REQUIREMENT.
All lines in the data bearing the string "image" should be identified and copied.

--- SOURCE RECORDS ---

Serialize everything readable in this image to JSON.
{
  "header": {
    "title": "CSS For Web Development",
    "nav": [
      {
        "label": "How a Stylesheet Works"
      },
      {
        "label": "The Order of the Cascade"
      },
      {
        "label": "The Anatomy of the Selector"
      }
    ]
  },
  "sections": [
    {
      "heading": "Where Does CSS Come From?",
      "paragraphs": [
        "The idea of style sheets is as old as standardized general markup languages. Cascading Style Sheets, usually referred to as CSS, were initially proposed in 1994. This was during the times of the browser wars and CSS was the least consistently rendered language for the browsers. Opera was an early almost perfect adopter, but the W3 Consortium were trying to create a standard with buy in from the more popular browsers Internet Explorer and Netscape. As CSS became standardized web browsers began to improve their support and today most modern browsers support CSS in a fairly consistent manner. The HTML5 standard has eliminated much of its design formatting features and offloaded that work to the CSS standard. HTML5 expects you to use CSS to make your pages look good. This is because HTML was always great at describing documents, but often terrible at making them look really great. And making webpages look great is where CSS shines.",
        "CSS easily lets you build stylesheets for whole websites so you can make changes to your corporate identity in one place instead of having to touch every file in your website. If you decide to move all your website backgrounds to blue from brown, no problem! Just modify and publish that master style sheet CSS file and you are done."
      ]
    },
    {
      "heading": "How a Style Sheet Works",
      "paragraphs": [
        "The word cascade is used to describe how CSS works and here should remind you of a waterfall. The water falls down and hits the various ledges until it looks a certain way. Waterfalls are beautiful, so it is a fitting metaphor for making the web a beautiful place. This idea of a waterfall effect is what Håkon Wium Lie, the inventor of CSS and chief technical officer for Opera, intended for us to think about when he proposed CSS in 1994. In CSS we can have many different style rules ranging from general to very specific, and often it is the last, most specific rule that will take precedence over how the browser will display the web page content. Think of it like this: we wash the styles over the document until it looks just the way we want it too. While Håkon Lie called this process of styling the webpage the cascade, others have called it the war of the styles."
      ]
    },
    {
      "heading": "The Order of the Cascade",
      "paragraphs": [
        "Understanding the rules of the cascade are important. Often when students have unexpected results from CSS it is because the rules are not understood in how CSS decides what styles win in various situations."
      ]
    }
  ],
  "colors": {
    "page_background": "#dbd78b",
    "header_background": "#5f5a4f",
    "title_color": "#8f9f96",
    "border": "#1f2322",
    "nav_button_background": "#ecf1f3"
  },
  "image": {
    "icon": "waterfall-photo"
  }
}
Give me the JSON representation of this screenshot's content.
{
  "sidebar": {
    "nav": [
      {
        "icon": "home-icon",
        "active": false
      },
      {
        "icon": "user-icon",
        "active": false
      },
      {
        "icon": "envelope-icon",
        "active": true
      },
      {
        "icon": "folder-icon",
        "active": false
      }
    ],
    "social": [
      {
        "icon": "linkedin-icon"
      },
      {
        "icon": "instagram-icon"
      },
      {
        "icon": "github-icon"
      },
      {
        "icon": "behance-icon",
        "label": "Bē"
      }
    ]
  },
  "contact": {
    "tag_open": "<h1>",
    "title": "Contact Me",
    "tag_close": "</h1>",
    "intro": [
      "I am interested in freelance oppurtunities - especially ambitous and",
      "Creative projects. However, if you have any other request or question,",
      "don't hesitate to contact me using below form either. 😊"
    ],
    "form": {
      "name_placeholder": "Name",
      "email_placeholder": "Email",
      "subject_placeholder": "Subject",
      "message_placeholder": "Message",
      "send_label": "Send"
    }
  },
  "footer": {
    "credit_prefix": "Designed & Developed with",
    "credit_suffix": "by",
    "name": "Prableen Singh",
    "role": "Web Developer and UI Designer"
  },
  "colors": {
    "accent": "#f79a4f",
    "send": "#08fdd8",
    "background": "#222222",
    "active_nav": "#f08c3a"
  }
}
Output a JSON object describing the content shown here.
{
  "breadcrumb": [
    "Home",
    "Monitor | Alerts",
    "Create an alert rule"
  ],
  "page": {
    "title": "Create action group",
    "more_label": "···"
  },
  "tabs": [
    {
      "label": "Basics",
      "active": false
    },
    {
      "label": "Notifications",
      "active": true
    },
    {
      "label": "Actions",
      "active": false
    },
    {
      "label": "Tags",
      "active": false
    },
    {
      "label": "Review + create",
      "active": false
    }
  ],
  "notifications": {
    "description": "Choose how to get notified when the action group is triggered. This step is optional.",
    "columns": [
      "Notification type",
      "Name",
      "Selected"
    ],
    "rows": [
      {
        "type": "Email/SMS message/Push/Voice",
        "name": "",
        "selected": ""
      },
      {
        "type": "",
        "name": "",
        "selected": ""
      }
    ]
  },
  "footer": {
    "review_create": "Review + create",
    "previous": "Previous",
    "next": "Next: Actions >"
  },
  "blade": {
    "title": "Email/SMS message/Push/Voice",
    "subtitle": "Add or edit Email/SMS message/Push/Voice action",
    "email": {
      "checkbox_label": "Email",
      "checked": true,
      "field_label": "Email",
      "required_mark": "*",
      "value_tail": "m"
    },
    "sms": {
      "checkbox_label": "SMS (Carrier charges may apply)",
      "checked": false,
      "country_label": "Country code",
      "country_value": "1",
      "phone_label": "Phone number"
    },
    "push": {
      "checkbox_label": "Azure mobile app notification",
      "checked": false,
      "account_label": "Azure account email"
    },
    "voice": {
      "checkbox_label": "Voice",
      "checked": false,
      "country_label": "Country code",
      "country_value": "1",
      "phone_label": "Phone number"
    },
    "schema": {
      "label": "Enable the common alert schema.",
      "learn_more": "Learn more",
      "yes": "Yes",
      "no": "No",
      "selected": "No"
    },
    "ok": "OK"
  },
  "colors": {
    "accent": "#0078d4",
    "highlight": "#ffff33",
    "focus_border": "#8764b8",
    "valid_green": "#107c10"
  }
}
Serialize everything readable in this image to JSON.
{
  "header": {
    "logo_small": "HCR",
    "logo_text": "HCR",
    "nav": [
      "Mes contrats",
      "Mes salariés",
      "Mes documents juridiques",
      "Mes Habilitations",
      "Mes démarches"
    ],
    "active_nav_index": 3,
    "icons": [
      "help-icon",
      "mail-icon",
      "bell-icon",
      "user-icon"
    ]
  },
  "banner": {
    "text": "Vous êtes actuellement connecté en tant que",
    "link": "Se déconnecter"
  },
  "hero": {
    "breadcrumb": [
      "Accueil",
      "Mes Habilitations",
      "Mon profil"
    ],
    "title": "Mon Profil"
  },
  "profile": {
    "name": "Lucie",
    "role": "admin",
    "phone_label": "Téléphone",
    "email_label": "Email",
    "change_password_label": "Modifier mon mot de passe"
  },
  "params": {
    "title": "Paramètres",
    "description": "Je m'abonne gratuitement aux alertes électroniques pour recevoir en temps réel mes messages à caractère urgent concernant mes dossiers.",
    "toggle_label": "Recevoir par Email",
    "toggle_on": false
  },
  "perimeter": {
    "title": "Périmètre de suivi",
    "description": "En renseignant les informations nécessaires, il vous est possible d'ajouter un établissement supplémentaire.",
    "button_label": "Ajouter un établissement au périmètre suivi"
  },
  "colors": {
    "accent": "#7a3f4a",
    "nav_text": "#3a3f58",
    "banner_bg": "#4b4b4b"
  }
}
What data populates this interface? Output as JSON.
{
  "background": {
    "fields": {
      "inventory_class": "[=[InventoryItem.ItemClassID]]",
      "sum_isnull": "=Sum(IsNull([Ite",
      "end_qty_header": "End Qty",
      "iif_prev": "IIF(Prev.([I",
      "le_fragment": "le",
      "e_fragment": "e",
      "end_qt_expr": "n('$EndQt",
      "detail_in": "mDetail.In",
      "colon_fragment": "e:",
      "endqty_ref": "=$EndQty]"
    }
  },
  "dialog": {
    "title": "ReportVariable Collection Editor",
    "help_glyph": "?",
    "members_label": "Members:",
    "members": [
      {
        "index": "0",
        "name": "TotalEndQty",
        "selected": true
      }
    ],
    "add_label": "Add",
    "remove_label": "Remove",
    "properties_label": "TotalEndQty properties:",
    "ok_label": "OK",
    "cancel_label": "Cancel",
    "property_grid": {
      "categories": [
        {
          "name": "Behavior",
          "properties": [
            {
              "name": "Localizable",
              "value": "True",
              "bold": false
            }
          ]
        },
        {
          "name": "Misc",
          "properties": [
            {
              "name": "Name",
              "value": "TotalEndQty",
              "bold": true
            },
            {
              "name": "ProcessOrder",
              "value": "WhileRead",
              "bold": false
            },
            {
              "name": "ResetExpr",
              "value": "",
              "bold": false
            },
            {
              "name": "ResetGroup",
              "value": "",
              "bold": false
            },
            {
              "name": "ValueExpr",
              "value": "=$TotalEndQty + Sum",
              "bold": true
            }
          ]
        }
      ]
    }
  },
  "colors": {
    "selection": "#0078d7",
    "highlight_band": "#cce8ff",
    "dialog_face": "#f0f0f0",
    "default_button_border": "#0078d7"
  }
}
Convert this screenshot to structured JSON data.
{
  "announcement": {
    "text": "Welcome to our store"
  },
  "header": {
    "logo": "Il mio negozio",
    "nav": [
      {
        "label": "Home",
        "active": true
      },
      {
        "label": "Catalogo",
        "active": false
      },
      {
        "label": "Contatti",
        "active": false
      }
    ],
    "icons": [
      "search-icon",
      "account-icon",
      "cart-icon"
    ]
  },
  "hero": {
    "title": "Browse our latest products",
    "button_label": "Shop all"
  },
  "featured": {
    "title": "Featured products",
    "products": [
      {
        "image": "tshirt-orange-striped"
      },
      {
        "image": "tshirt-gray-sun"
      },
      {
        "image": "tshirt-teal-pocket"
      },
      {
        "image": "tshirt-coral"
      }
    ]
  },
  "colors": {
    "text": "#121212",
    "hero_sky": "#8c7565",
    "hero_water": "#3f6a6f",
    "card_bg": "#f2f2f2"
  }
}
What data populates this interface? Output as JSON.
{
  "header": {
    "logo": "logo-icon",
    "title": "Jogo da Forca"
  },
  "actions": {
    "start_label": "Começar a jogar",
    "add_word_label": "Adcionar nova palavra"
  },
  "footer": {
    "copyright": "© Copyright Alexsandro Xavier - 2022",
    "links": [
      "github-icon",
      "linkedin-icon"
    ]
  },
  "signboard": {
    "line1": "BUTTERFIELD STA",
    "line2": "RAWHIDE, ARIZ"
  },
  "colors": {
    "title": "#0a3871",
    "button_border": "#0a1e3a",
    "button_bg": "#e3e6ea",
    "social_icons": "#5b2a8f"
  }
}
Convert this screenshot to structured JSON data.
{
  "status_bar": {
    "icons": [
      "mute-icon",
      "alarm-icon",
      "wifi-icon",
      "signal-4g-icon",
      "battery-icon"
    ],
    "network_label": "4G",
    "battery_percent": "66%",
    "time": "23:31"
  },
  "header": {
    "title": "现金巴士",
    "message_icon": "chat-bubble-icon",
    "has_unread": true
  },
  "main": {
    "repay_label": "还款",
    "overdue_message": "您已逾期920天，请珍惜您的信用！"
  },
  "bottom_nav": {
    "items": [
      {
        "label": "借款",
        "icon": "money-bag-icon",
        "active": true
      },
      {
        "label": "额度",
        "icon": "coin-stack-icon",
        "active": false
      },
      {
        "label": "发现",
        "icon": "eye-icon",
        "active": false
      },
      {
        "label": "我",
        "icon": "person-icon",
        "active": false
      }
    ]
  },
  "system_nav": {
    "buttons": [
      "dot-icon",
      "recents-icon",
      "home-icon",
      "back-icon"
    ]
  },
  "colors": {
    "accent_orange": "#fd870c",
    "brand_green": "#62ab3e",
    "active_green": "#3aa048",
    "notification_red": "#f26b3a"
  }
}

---

YOUR SOLUTION.
Serialize everything readable in this image to JSON.
  "image": {
Serialize everything readable in this image to JSON.
        "image": "tshirt-orange-striped"
        "image": "tshirt-gray-sun"
        "image": "tshirt-teal-pocket"
        "image": "tshirt-coral"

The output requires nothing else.